RELATED: New FDA commissioner Gottlieb unveils price-fighting strategies 

Also under his command, the FDA took quick and decisive action on drug costs. The commissioner worked to boost generic approvals and crack down on regulatory “gaming” that stifles competition. He additionally blamed branded drug companies for an "anemic" U.S. biosimilars market and recently blasted insulin pricing.

His sudden departure will likely leave many agency efforts to lower costs up in the air. After the news broke, many pharma watchers posted on Twitter that Gottlieb's resignation is a loss for the industry.

During his tenure as FDA commissioner, Gottlieb’s name had been floated for HHS chief when former HHS secretary Tom Price resigned due to a travel scandal, but Gottlieb said he was best suited for the FDA commissioner job. Now, former Eli Lilly executive Alex Azar serves as HHS secretary, and on Tuesday afternoon, Azar praised Gottlieb for his work at the agency.

Before working as FDA commissioner, Gottlieb served as a deputy FDA commissioner and a government health policy adviser, among other roles.

Gottlieb’s departure will also mark a setback to the Trump administration’s effort to lower drug costs. The administration in May released its “blueprint” to fight high drug costs, which aims to bolster competition in drug markets and lower out-of-pocket costs for patients.

Suggested Articles

It's taken years for Amarin's Vascepa to prove itself as a game-changing treatment for CV disease.
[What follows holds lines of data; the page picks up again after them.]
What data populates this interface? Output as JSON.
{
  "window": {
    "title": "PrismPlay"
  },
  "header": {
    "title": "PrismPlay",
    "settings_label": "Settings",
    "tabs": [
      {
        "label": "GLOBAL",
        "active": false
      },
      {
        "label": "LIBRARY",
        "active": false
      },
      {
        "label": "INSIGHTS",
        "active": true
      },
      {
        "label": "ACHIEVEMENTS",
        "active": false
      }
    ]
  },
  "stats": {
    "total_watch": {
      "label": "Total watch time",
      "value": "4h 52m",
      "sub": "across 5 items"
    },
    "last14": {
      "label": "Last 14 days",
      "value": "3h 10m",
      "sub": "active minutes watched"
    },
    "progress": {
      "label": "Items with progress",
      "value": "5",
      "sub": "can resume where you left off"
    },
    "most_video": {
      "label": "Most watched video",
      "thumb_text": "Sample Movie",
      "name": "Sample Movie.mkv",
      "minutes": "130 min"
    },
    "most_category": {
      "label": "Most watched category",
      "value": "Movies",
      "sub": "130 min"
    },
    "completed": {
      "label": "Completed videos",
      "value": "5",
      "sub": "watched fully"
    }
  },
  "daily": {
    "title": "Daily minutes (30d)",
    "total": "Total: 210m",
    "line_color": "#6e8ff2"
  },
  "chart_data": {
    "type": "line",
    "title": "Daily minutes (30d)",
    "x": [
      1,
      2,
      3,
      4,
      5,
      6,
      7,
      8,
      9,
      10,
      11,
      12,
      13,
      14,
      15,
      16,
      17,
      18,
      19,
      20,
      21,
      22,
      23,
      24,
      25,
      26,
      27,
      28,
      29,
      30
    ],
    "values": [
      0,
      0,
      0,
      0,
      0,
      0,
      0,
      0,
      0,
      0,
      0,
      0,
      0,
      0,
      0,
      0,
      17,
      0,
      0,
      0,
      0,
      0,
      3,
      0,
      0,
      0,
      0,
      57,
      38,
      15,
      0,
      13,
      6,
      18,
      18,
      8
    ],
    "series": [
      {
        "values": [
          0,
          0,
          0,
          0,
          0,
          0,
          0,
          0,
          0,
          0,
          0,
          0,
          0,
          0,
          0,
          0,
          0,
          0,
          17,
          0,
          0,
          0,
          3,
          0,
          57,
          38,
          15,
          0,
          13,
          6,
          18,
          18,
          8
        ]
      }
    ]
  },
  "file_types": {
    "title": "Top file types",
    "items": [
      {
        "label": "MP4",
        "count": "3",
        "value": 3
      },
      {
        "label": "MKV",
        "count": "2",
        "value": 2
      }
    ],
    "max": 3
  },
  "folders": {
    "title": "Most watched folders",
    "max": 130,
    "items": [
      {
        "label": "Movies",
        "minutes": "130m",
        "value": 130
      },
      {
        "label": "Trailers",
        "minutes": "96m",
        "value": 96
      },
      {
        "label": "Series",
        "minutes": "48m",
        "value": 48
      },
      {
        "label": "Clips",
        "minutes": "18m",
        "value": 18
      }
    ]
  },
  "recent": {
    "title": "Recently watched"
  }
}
An FDA committee may have just punched its pass.

Continuing its expansion efforts, Japan’s Fujifilm will make a major investment in its U.S. gene therapy operation in Texas.

With a potential approval next year in the up-and-coming NASH field, Intercept is staffing up its sales team and starting talks with payers.